SAFE AT SCHOOL
Violence in schools is becoming an increasingly serious problem, especially violence involving weapons. School violence includes violence between the students, physical attacks by students on the school staff, and physical punishment or violent attacks by teachers and school staff on the children.
Thailand has long history of corporal punishment within the school system, and even though corporal punishment is now completely abolished and prohibited it is still quite often practised by Thai teachers without any sense of wrongdoing.
We receive many cases involving verbal abuse from teachers. While words may not break bones or leave bruises, they do hurt, and their effect can have a lasting impact.
ABUSE FROM TEACHERS
Violent acts by a teacher rarely get reported as most consider it as a form of punishment.
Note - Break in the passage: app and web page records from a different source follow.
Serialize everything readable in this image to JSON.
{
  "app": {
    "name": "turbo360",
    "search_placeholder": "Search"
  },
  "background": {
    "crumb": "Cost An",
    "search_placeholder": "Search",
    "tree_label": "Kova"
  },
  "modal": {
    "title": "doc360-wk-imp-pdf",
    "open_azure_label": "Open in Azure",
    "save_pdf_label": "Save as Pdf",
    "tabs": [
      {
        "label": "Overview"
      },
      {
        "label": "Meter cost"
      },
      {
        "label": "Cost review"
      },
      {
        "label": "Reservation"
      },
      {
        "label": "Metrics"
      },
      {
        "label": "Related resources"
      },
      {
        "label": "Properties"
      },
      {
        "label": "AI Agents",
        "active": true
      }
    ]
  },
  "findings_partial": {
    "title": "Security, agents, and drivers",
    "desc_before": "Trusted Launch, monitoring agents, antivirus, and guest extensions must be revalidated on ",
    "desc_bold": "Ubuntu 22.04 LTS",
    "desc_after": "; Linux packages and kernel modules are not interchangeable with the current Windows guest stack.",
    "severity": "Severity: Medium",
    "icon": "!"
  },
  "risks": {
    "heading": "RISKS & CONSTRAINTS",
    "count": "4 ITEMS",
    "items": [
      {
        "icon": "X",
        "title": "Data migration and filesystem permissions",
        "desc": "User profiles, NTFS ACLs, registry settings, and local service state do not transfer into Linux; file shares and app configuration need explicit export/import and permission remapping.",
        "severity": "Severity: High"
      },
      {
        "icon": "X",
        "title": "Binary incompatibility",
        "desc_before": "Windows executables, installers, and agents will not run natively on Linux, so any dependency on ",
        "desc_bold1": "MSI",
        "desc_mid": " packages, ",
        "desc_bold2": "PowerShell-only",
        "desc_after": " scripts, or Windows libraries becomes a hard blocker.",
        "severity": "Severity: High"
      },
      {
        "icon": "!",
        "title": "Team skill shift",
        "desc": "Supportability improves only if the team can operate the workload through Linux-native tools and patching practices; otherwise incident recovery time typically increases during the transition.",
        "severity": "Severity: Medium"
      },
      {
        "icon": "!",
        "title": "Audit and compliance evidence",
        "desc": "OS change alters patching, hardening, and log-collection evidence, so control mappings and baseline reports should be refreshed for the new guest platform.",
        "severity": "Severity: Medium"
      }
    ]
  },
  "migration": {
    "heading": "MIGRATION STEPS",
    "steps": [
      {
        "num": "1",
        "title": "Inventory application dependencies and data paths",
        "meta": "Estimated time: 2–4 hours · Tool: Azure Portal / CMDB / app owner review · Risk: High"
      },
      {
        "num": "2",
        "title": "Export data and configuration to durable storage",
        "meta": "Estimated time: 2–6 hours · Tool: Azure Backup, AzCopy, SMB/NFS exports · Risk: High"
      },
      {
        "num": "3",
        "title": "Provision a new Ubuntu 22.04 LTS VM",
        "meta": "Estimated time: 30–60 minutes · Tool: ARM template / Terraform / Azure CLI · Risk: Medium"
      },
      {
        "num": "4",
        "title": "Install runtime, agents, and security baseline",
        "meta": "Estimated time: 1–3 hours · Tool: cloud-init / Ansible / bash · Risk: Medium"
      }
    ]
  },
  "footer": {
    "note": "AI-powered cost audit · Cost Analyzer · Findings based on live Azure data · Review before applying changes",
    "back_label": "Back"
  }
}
Even when the child tells his/her parents about it, the reply is: “What did you do wrong?” So children usually just keep quiet and the whole continues to be ignored by everyone. When Childline Thailand receives a call regarding a child being subjected to violence by a teacher, we immediately officially notify the school’s Principal and report the act of violence to the Ministry of Education. If it is the teacher’s first transgression, and the physical affect of violent act is minimal, all that can be done is the issuance of an official warning to the teacher. Therefore, in some cases, parents prefer just to change their child’s school so as to prevent any further repercussions.
Bullying seems to be the most widespread form of peer-to-peer violence. Bullying covers any form of physical, verbal or emotional attack such as hitting, pushing, pulling hair, teasing, calling names, extortion, etc. Usually, if violence takes place within the school compound, it remains there. Witnesses, victims and perpetrators either accept it as a normal way of life or are silenced by fear and shame.
Many factors have to be taken into account in the case of bullying. Most bullied children are absolutely terrified of the bullies. Bullies usually come in a group, and if so, intervention has to address all members of the group. The bullied child is usually ashamed to acknowledge the fact to their parents for fear of shame of being “not up to defending themselves”. Bullying usually requires the cooperation of parents, teachers, school staff and other students. Victims of prolonged bullying usually suffer from low self-esteem, social anxiety and other consequences; therefore, it is advisable for child in these circumstances to undergo a psychological evaluation to ensure that no long term damage has been done.
The type of violence that is extremely difficult to discover prior to escalation is rivalry between teenager groups. This type of violence is becoming more and more widespread especially in urbanized areas. These groups (gangs) use weapons and actually train and prepare for fights. This type of violence will almost always require the involvement of law enforcement agencies.